* **REQUIREMENT**
Go through the entries below and collect each line with the string "JSON" in it.

* **SUPPLIED ENTRIES**
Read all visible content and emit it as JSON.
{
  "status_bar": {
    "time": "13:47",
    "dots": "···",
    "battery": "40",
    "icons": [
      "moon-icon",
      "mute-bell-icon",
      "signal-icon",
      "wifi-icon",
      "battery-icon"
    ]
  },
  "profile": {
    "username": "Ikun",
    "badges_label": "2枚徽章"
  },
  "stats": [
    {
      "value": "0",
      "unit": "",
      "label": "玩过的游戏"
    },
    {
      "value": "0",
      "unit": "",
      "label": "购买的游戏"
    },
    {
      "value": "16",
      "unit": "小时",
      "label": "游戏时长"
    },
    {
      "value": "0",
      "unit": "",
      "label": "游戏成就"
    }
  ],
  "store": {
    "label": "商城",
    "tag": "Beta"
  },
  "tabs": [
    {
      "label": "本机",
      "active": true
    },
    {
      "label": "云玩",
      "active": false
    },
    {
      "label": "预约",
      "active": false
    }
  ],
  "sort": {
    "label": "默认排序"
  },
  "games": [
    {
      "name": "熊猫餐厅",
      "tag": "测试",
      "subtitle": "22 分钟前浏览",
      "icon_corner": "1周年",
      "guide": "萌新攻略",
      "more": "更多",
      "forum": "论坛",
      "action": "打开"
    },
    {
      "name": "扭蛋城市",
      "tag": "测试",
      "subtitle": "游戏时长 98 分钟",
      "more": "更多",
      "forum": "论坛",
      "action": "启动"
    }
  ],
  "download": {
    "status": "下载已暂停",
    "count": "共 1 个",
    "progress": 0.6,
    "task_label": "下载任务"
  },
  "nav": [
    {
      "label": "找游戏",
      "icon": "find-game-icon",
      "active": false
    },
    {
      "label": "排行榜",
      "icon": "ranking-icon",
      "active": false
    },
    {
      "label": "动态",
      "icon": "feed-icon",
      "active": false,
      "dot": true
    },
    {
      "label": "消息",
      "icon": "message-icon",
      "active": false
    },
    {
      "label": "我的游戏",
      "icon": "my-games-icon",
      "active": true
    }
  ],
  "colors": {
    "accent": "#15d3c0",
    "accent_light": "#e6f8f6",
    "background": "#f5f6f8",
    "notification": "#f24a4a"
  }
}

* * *

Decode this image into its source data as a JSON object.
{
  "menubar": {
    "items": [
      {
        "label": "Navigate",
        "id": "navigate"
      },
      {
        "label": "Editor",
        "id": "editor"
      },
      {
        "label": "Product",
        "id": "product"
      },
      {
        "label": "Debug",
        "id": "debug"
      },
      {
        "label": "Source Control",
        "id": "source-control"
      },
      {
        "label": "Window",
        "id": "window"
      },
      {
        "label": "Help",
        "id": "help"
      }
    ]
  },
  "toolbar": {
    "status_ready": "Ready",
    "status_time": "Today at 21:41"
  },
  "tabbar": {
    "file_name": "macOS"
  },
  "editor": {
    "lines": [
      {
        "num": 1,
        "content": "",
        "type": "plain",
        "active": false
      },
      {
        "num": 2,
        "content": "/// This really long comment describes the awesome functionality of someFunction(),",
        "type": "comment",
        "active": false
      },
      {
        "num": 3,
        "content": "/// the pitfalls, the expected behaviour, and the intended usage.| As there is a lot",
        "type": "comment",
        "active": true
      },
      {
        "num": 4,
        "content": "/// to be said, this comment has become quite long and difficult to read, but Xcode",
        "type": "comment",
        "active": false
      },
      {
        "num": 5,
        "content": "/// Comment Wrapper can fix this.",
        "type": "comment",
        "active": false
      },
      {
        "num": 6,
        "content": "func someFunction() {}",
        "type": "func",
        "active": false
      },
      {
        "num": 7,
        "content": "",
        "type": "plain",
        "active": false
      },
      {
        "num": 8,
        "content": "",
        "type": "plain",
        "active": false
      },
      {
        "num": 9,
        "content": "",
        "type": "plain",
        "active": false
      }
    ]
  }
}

* **REPLY**
Read all visible content and emit it as JSON.
Decode this image into its source data as a JSON object.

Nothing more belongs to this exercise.